Over the course of my sabbatical, I’m hoping to write a range of personal reflections on teaching. It’s a hard topic to talk about. A lot of the formal scholarship is notoriously bad, which makes a lot of teachers hesitant to read about it, which is a shame. One aspect of teaching I think about a lot is how our own histories as students shape the way we teach and, especially, how we relate to our students. One of the reasons I think faculty diversity is important, despite being an inadequate method of addressing institutional racism and sexism, is that people tend to mentor students who remind them of themselves. And one thing most, though not all academics have in common is the experience of being told they were “smart,” of doing well on tests, and, crucially, getting the message that intelligence wasn’t just a tool, it was an identity. At its best, this identity can help people develop and take pride in their capacities and curiosities and resist our anti-intellectual culture; at its worst, it can foster smug superiority, the belief that if one is brilliant, everything one does must be brilliant too. When too many people who’ve been told this their whole lives are put in the same place, you get this.
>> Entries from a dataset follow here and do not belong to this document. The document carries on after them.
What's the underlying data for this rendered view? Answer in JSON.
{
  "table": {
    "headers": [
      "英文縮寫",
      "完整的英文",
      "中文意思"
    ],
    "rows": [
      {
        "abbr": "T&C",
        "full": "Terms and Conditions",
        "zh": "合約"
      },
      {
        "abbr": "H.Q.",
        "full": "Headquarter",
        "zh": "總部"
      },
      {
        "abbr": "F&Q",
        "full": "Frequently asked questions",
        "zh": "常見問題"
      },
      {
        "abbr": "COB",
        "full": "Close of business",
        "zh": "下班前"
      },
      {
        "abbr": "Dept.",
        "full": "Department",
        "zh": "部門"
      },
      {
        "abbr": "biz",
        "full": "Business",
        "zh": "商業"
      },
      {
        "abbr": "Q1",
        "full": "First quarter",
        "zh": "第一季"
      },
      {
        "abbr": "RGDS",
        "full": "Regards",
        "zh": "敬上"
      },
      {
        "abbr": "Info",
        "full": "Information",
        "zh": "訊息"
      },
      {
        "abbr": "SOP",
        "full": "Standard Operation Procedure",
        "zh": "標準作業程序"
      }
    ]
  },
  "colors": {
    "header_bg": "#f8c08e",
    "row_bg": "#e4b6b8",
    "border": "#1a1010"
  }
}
If nothing else, any teacher worth her salt quickly learns that there’s no one such thing as “intelligence.” This isn’t some great sentimental statement about equality – in fact it’s about difference. There are such a range of qualities everyone has – abilities that are verbal, cognitive, physical, social that can reveal themselves in such a range of ways. There’s curiosity, there’s focus. There’s the ability to do what someone tells you no matter what, there’s the desire to say fuck it if it doesn’t seem to serve you. Any of these can be useful or harmful or be seen as intelligence or its opposite depending on the circumstances.
Last year, Michael Kinsley had a moving piece in The New Yorker about his experience living for twenty years with Parkinson’s disease and his fear of losing his mental capacities. This experience helped him understand what teaching has taught me. He notes that what he unfortunately calls the “P.C” view of intelligence is actually the one being supported by science. But just as cubically, he’s having the experience, for the first time, of being on the wrong side of the test taker who doesn’t make those distinctions:
As the word gets out that Parkinson’s disease is not just a movement disorder, there will be people whose careers will be destroyed because, on a particular day at a particular time, they can’t recite a seven-digit telephone number backward. Allowing someone’s fate to depend on whether he or she can do well on some stupid test is just the reductio ad absurdum of the meritocratic machinery that has been pretty good to me (and to you, I suspect) over most of a lifetime.
Notice the parenthetical. It’s most likely true that most people who read The New Yorker did well on stupid tests, just like most professors did. I don’t want to pick on Kinsley for only now realizing this – what he’s talking about is the kind of personal, felt knowledge it’s hard to reach without personal experience. We know so many of the stupid tests that are in the news these days are bullshit, but we don’t always have access to what it does to the psyches of those on the other side of the line.
When you work with students who didn’t have that experience, you realize just how insidious the process can be. In The Mismeasure of Man, Stephen Jay Gould’s classic look at the sorted history of IQ and related attempts to prove the superiority of the entitled class, he talks about how these classification systems set the conditions that give more and more resources of all kind: to each according to their abilities, when ability = some stupid test. I’ve been thinking about this passage from the book a lot recently:
We pass through this world but once. Few tragedies can be more extensive than the stunting of life, few injustices deeper than the denial of an opportunity to strive or even to hope, by a limit imposed from without, but falsely identified as lying within.
What’s interesting to me about this is the extent to which its inverse has become a motivational cliche: your imagination is your only limitation, and all that. A lot of the time we lefties talk about why people buy into the myths of social mobility and all that as if it’s a lack of knowledge about social inequalities or the ideology of individualism. But I think a lot of the times people know the game is rigged against them. Putting the blame on oneself can be a way to have hope – if that fault is hard, we can change it, we can work harder next time.
What’s also interesting to me is how much, despite all their processed investment in the meritocracy, people who have been raised to be rewarded under the system are often happy, in private of course, to acknowledge that it’s all a game. Part of being socialized for success in the U.S. is about knowing which rules apply to you and how; it’s about knowing that not all of them do, because if you try to follow all of them you go crazy. Perversely, the much vaunted failure of students of working class backgrounds to take learning seriously is just the opposite: they take it so seriously it seems overwhelming. Trying to help them navigate the system while still maintaining the value of intellectual work that isn’t a game is hard work and I don’t know how good I am at it but I know it won’t get any easier the more of these stupid fucking tests there are.